"This ruling fails to recognize that Americans do in fact have a reasonable expectation of privacy in their cell phone location information. Where you go can reveal a great deal about your life, and people don't think that carrying a cell phone around means that someone can get a detailed record of their movement for days or even months on end," said Catherine Crump, a staff attorney with the ACLU. "The government should not be able to access this personal, sensitive information without getting a warrant based on probable cause. Unfortunately, the 5th Circuit's decision allows exactly that."

Federal and state courts have been divided over the issue.

Earlier this month, the New Jersey Supreme Court ruled all law enforcement officers in that state must get a search warrant based on probable cause if they want access to cellphone locating data.

Earlier this year, both Maine and Montana passed legislation requiring authorities to obtain a search warrant to get location information from a person's cellphone.

Crump said she believes this issue will probably have to be decided by the U.S. Supreme Court.

"This question is one of crucial significance to every American that carries a cellphone," she said.

___

Follow Juan A. Lozano at http://www.twitter.com/juanlozano70

Loading Slideshow...
  • Sen. Dianne Feinstein (D-Calif.)

    Sen. Dianne Feinstein (D-Calif.) said the court order for telephone records was part of a three-month renewal of an ongoing practice, <a href="http://www.huffingtonpost.com/huff-wires/20130606/us-nsa-phone-records-feinstein/" target="_blank">the Associated Press reported</a>. "It’s called protecting America," Feinstein said at a Capitol Hill news conference.

  • Sen. Mark Udall (D-Colo.)

    Sen. Mark Udall (D-Colo.) <a href="http://www.huffingtonpost.com/2013/06/06/verizon-phone-records-nsa_n_3397058.html?utm_hp_ref=politics" target="_blank">said</a> "the administration owes the American public an explanation of what authorities it thinks it has."

  • Senate Majority Leader Harry Reid (D-Nev.)
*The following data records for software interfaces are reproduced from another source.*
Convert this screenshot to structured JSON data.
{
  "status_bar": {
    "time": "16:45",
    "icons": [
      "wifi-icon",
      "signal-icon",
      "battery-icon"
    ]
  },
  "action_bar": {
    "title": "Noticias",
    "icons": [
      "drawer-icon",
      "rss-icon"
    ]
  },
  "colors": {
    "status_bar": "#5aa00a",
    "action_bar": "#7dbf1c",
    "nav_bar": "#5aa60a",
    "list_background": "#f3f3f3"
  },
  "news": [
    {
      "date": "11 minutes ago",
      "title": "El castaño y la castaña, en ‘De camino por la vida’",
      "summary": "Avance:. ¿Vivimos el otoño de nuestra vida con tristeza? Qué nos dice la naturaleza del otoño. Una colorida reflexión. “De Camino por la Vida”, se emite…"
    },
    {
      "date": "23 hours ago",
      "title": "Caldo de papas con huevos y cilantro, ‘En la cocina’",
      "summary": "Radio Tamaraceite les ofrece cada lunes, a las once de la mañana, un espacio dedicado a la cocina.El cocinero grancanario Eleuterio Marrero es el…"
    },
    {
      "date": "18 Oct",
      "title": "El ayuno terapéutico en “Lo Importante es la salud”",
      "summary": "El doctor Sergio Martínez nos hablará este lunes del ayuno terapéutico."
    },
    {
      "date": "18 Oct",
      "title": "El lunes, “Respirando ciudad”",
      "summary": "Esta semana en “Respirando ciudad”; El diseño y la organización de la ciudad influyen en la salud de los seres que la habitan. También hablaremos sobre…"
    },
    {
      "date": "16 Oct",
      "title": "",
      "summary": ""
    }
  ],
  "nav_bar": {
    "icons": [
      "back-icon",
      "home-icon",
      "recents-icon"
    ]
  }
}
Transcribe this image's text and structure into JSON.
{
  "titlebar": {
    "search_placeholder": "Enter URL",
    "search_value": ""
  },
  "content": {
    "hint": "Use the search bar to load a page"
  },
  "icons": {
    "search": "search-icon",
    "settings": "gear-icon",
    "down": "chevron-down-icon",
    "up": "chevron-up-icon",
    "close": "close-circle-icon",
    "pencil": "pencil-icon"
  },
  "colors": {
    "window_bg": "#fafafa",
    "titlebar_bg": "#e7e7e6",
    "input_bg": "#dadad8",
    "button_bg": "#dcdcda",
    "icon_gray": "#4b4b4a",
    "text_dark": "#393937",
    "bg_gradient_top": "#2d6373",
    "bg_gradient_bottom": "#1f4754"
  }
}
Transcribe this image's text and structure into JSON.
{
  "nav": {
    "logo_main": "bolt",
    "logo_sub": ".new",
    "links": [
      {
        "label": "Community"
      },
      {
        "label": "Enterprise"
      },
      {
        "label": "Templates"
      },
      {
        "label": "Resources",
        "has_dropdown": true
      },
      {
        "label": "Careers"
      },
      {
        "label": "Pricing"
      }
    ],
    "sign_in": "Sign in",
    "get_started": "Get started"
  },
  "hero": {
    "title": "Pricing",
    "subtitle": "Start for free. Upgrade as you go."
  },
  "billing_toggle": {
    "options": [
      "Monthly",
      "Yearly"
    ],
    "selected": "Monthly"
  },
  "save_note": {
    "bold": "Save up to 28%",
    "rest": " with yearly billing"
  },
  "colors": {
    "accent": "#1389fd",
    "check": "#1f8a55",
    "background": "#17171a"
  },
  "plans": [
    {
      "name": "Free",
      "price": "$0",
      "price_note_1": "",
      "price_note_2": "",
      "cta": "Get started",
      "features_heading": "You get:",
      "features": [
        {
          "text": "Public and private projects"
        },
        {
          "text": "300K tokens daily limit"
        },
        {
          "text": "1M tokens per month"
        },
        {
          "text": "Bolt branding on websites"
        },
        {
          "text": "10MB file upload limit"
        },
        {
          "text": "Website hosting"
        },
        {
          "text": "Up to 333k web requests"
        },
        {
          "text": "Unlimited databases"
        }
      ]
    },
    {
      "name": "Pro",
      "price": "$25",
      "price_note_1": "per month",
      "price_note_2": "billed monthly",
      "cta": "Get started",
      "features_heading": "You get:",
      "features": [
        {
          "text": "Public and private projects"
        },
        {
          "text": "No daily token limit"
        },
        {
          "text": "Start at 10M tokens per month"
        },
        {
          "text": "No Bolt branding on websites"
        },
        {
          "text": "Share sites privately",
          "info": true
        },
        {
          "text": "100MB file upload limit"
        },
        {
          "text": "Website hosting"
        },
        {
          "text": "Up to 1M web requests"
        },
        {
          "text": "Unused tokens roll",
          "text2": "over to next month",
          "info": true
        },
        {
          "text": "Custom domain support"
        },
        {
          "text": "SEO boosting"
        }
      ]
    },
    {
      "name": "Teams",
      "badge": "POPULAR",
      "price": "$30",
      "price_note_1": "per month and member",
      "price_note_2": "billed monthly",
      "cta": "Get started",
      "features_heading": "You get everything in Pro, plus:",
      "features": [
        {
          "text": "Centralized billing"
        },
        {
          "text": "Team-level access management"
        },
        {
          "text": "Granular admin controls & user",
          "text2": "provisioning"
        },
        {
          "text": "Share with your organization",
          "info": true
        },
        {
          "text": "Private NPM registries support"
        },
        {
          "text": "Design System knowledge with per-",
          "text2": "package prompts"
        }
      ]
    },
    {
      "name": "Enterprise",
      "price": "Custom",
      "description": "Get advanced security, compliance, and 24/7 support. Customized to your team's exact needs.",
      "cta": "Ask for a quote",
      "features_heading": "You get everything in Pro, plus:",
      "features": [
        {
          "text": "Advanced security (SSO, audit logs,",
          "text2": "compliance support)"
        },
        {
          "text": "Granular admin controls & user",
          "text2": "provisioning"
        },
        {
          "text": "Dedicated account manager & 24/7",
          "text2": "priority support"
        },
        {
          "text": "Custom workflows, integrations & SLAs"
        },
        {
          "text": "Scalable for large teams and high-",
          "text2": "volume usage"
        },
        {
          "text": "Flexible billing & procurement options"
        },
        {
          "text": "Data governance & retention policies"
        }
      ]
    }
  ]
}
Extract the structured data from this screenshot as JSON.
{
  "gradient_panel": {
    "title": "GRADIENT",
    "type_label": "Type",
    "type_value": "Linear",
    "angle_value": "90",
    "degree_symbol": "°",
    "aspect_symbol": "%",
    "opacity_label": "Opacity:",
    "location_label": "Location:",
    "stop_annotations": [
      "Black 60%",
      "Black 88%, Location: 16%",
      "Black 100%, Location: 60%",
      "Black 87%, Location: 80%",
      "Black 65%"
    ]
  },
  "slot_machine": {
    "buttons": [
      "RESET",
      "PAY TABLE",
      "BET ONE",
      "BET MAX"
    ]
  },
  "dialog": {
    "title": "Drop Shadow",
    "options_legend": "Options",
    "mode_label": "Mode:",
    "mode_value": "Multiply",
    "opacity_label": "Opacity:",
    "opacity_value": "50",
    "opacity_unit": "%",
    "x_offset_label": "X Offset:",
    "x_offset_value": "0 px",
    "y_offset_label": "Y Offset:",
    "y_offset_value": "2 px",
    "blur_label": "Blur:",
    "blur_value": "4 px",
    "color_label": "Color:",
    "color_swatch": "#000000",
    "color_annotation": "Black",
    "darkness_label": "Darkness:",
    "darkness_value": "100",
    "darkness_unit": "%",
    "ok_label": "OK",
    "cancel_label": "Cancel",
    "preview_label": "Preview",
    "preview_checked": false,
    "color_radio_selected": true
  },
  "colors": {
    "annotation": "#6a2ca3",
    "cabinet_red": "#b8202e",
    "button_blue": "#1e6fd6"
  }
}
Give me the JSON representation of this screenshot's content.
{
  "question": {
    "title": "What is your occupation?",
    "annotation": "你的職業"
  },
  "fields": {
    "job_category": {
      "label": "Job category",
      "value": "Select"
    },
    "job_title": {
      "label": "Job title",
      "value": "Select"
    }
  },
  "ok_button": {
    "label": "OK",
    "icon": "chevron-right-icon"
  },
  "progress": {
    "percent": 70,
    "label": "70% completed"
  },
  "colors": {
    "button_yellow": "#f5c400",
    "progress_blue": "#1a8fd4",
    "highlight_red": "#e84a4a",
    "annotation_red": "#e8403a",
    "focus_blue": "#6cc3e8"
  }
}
    Senate Majority Leader Harry Reid (D-Nev.) thought everyone "should just calm down." "Right now I think everyone should just calm down and understand this isn't anything that's brand new," Reid <a href="http://www.huffingtonpost.com/2013/06/06/verizon-phone-records-nsa_n_3397058.html?utm_hp_ref=politics" target="_blank">said</a>.

  • Former Vice President Al Gore

  • Sen. Jeff Merkley (D-Ore.)

    Sen. Jeff Merkley (D-Ore.) said in a statement: "This type of secret bulk data collection is an outrageous breach of Americans’ privacy."

  • Sen. Lindsey Graham (R-S.C.)

    Sen. Lindsey Graham (R-S.C.) said he was <a href="http://www.huffingtonpost.com/2013/06/06/lindsey-graham-nsa_n_3396223.html?1370532449" target="_blank">"glad" the NSA was collecting phone records. </a> "I don’t mind Verizon turning over records to the government if the government is going to make sure that they try to match up a known terrorist phone with somebody in the United States," Graham said in an interview on "Fox and Friends."

  • Sen. Saxby Chambliss (R-Ga.)

    Sen. Saxby Chambliss (R-Ga.) also claimed that reports of the NSA collecting phone records was "nothing particularly new." "Every member of the United States Senate has been advised of this," Chambliss<a href="http://www.huffingtonpost.com/2013/06/06/verizon-phone-records-nsa_n_3397058.html?utm_hp_ref=politics" target="_blank"> said</a>. "And to my knowledge we have not had any citizen who has registered a complaint relative to the gathering of this information."

  • Sen. Bob Corker (R-Tenn.)

    Sen. Bob Corker (R-Tenn.) found the NSA collecting phone records <a href="http://www.huffingtonpost.com/2013/06/06/verizon-phone-records-nsa_n_3397058.html?utm_hp_ref=politics" target="_blank">"troubling."</a> "The fact that all of our calls are being gathered in that way -- ordinary citizens throughout America -- to me is troubling and there may be some explanation, but certainly we all as citizens are owed that, and we're going to be demanding that," Corker <a href="http://www.huffingtonpost.com/2013/06/06/verizon-phone-records-nsa_n_3397058.html?utm_hp_ref=politics" target="_blank">said</a>.

  • Sen. Ted Cruz (R-Texas)

  • Sen. Mike Lee (R-Utah)